The samovar was introduced to Russia in the mid-1700s from western Mongolia along with tea. Tea and the self-boiling pot quickly gained an important place in Russian culture. Within just a few generations, nearly every home in Russia, no matter how humble, had at least one or two samovars in use.

At the time, tea was as much a social lubricant as vodka in Russia. To sit by the samovar meant to have a leisurely conversation over cups of tea. Also like vodka, hot tea was a great way to stave off the bitter winter temperatures.

Devices similar to the Russian samovar have been found throughout the Middle East and Eastern Europe and today still, there is an equally rich samovar tradition in Turkey and Iran.
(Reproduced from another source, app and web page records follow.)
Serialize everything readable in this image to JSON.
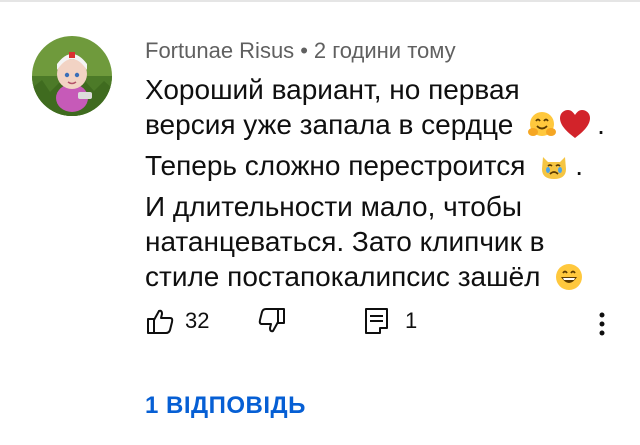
{
  "comment": {
    "author": "Fortunae Risus",
    "separator": "•",
    "timestamp": "2 години тому",
    "lines": [
      "Хороший вариант, но первая",
      "версия уже запала в сердце",
      "Теперь сложно перестроится",
      "И длительности мало, чтобы",
      "натанцеваться. Зато клипчик в",
      "стиле постапокалипсис зашёл"
    ],
    "line2_suffix": ".",
    "line3_suffix": ".",
    "emojis": [
      "hugging-face-emoji",
      "red-heart-emoji",
      "crying-cat-emoji",
      "grinning-face-emoji"
    ]
  },
  "actions": {
    "like_count": "32",
    "reply_count": "1",
    "icons": [
      "thumbs-up-icon",
      "thumbs-down-icon",
      "reply-icon",
      "more-vert-icon"
    ]
  },
  "replies_link": "1 ВІДПОВІДЬ",
  "colors": {
    "link": "#065fd4",
    "meta": "#606060",
    "text": "#0f0f0f"
  }
}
Russian samovar Photo by Anvtr

The samovar today

Nowadays, although every Russian home has a samovar, they are not as widely used. Electric tea kettles are often used instead, as modern electric versions of samovars. In country homes (дача, ‘dacha’), families will still use the traditional samovar for parties or receptions.

To Russophiles and Russian emigrants alike, the samovar symbolizes Russia, and so there's a thriving antique samovar market with some pieces selling for thousands of dollars. They're especially valuable since neither two are completely alike.

It's also a great souvenir, but you may have trouble getting it home. Aside from being a heavy and unwieldy luggage item, all but brand new samovars can be difficult to take out of Russia without a special permission. Still, many emigrants managed to smuggle their family samovars out of the country when they left.

Interesting facts about samovars

  • The exact origin of the samovar is unclear but it probably originated in the Middle East. Artifacts that resemble samovars have been found in areas stretching from Egypt to China. The oldest to date was discovered in Azerbaijan and dated at 4,000 years ago.
  • Some believed samovars to have souls because of the musical 'singing' sounds they made, and it is still common to say that a 'samovar is singing" (самовар поёт)
  • When a samovar was not being used, the fire was kept smoldering in the pot and would be rejuvenated by a bellows when it was needed. Sometimes a Russian jackboot (сапог, ‘sapog’) was used instead.
  • Even though samovars were produced in factories after industrialization, certain parts had to be made by hand. There were twelve stages to the process of making them and often each stage was handled by a separate village.
  • In times of war, bullets and arms were made by melting down samovars. In times of peace, samovars were made by melting down swords, bullets, guns and cannons.
  • The city of Tula is famous for samovar production. Rich in copper and other ore deposits, it's famous for its long history of metalworking. There's a Russian proverb that says something like, 'You don't bring a samovar to Tula.'
  • There’s an abundance of jokes and proverbs related to samovars. For example, while a Russian might very well bring coals to Newcastle, they would never bring a samovar to Tula (‘В Тулу со своим самоваром не ездят’).